Google goes on to clarify that it is ultimately the parent's job to manage what their kids view on their device.
The only caveat here is that Family Link is now invite-only so you can request one here and during setup, it also asks users to pay $0.30 for the service.
Google wants to make it a little easier for parents to keep tabs on their kids' usage with their devices, and that's where Family Link. This can be set at a certain time of day or with a switch on the parent's end of the two-app connection.
Google is making a huge step toward letting families manage Google accounts and phones of children in the house, moving well beyond Google Play Family Library. Google hopes to make the feature generally available in the United States in early summer and elsewhere in world later this year.

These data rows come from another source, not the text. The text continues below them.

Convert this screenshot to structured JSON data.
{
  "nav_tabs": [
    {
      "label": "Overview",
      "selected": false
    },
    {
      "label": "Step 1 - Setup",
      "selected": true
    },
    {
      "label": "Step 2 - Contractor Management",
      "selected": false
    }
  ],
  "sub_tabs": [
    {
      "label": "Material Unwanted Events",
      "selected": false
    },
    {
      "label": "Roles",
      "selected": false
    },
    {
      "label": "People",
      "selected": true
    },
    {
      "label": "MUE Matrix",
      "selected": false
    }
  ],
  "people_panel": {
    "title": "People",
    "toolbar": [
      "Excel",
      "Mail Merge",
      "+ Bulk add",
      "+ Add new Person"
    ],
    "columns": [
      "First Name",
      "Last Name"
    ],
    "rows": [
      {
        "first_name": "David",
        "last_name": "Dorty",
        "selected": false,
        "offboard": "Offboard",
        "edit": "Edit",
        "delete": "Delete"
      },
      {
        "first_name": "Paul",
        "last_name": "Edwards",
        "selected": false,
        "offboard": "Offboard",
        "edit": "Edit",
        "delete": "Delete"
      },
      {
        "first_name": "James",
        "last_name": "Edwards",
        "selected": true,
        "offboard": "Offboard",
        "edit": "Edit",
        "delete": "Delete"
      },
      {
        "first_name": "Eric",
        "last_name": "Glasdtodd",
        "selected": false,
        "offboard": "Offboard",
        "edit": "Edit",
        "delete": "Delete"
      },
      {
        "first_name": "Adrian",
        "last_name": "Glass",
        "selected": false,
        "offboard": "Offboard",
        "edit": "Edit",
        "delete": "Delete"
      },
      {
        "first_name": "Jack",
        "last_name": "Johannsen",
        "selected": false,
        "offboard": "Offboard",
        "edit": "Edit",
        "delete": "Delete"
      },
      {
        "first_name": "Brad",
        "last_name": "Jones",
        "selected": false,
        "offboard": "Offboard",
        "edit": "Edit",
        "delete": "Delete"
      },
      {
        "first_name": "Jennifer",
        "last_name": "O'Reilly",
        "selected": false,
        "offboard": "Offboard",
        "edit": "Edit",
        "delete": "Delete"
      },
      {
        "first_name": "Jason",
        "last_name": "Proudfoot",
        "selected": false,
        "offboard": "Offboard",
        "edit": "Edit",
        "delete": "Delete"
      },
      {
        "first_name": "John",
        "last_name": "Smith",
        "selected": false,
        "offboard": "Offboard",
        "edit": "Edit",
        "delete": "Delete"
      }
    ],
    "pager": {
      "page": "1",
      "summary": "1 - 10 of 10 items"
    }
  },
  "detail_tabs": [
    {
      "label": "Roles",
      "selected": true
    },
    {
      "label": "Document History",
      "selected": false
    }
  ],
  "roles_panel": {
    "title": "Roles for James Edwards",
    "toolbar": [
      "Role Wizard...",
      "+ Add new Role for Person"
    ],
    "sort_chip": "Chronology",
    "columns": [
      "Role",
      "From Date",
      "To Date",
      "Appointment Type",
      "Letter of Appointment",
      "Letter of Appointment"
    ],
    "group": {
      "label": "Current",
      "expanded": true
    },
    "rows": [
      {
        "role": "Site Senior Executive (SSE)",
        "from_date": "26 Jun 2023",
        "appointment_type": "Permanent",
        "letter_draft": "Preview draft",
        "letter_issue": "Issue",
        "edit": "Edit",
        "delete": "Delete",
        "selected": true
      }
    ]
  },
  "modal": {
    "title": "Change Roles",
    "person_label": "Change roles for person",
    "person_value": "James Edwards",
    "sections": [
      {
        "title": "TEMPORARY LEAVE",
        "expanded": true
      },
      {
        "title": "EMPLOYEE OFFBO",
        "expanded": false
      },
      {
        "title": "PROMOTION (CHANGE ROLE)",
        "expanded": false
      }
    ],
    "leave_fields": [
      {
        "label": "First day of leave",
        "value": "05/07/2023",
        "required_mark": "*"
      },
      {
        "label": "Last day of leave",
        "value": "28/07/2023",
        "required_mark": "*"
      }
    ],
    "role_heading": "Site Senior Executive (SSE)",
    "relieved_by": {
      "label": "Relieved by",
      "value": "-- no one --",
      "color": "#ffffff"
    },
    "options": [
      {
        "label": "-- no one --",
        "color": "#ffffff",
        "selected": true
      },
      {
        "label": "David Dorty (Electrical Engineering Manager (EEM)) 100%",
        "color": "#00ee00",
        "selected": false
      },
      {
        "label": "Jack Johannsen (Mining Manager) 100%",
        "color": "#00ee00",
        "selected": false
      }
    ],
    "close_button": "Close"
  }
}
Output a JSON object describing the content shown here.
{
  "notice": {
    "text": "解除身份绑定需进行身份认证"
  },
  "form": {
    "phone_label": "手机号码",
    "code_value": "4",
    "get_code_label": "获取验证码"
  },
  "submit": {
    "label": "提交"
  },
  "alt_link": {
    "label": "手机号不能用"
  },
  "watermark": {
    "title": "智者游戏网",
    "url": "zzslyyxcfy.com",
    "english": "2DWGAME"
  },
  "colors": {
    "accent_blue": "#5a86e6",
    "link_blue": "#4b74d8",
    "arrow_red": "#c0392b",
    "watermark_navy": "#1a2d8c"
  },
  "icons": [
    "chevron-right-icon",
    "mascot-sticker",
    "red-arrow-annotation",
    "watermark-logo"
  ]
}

Following apps like YouTube Kids, Google is working on providing a more child friendly experience for Android. Once you've got it installed on your device, you can set up a Google Account for your child in the app, then sign them into their new device using that account. Family Link is ready to help with that.
Device bedtime: Parents can remotely lock the device their kid is using.

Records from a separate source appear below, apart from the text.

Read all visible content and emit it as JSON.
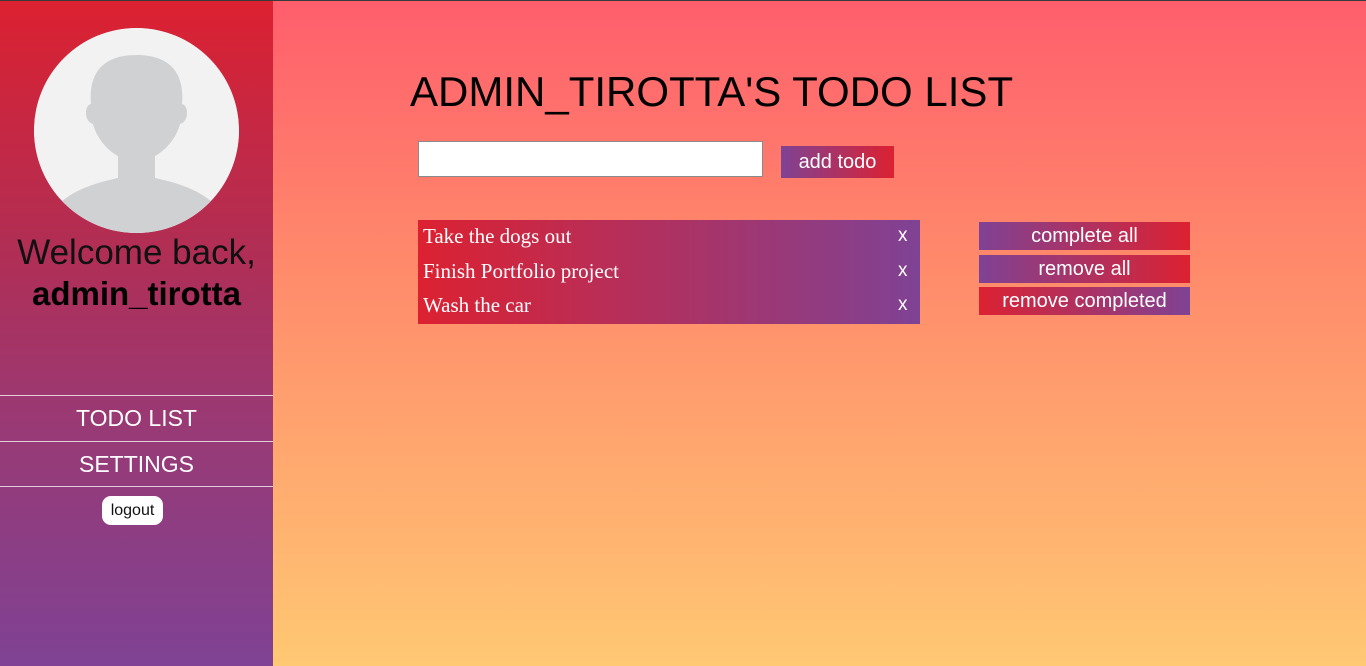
{
  "sidebar": {
    "welcome": "Welcome back,",
    "username": "admin_tirotta",
    "nav": [
      "TODO LIST",
      "SETTINGS"
    ],
    "logout": "logout"
  },
  "main": {
    "title": "ADMIN_TIROTTA'S TODO LIST",
    "input": {
      "value": "",
      "placeholder": ""
    },
    "add_button": "add todo",
    "todos": [
      {
        "text": "Take the dogs out",
        "remove": "x"
      },
      {
        "text": "Finish Portfolio project",
        "remove": "x"
      },
      {
        "text": "Wash the car",
        "remove": "x"
      }
    ],
    "actions": [
      "complete all",
      "remove all",
      "remove completed"
    ]
  },
  "colors": {
    "accent_red": "#dc2131",
    "accent_purple": "#7f4294",
    "bg_top": "#ff5e6c",
    "bg_bottom": "#ffc873"
  },
  "icons": {
    "avatar": "user-placeholder-icon",
    "remove": "close-x"
  }
}
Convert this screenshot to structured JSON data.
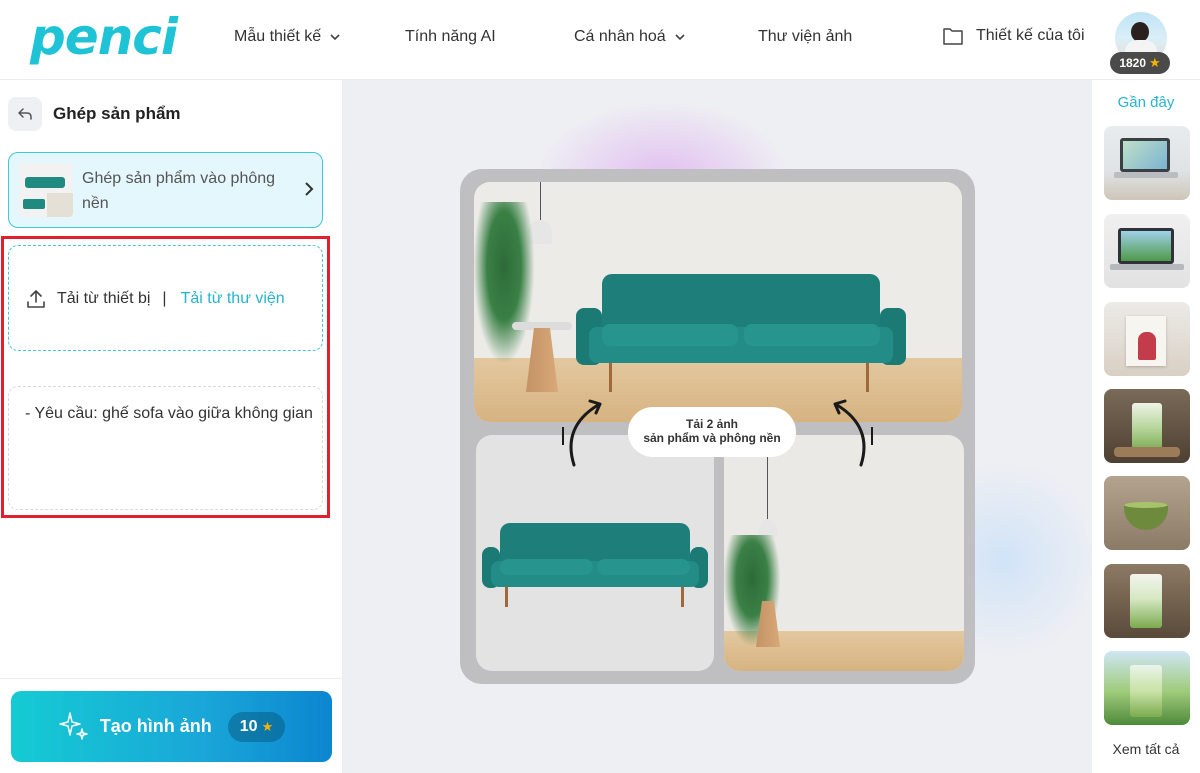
{
  "header": {
    "logo_text": "penci",
    "nav": [
      {
        "label": "Mẫu thiết kế",
        "dropdown": true
      },
      {
        "label": "Tính năng AI",
        "dropdown": false
      },
      {
        "label": "Cá nhân hoá",
        "dropdown": true
      },
      {
        "label": "Thư viện ảnh",
        "dropdown": false
      }
    ],
    "my_designs": "Thiết kế của tôi",
    "credits": "1820"
  },
  "left_panel": {
    "title": "Ghép sản phẩm",
    "tool_card": "Ghép sản phẩm vào phông nền",
    "upload_device": "Tải từ thiết bị",
    "upload_separator": "|",
    "upload_library": "Tải từ thư viện",
    "prompt_text": "- Yêu cầu: ghế sofa vào giữa không gian",
    "generate_label": "Tạo hình ảnh",
    "generate_cost": "10"
  },
  "canvas": {
    "pill_line1": "Tải 2 ảnh",
    "pill_line2": "sản phẩm và phông nền"
  },
  "right_rail": {
    "recent_label": "Gần đây",
    "thumbnails": [
      "laptop-mockup",
      "laptop-green-tea",
      "poster-on-desk",
      "matcha-latte-cafe",
      "matcha-bowl",
      "matcha-latte-glass",
      "matcha-tea-field"
    ],
    "see_all": "Xem tất cả"
  },
  "colors": {
    "accent": "#26b5cc",
    "highlight_border": "#e0202e",
    "sofa": "#1e7f7a"
  }
}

Reports show Google is testing a new interface that may make the application much more helpful for finding things, both online and within your phone.
Think of Family Link like parental controls plus monitoring.
Kids can use the app to play games and watch movies.
Google stresses that the app is meant for children under 13, who technically aren't supposed to have their own Google accounts yet, and it's worth reiterating that you need to start with a fresh device for this to work. Through the parental account, parents can also monitor areas including screen time, approved websites and apps the child's device can download. (Maybe this is a better idea for younger kids than older ones.) You can also fine-tune options for search and for controlling which apps can use hardware like the microphone.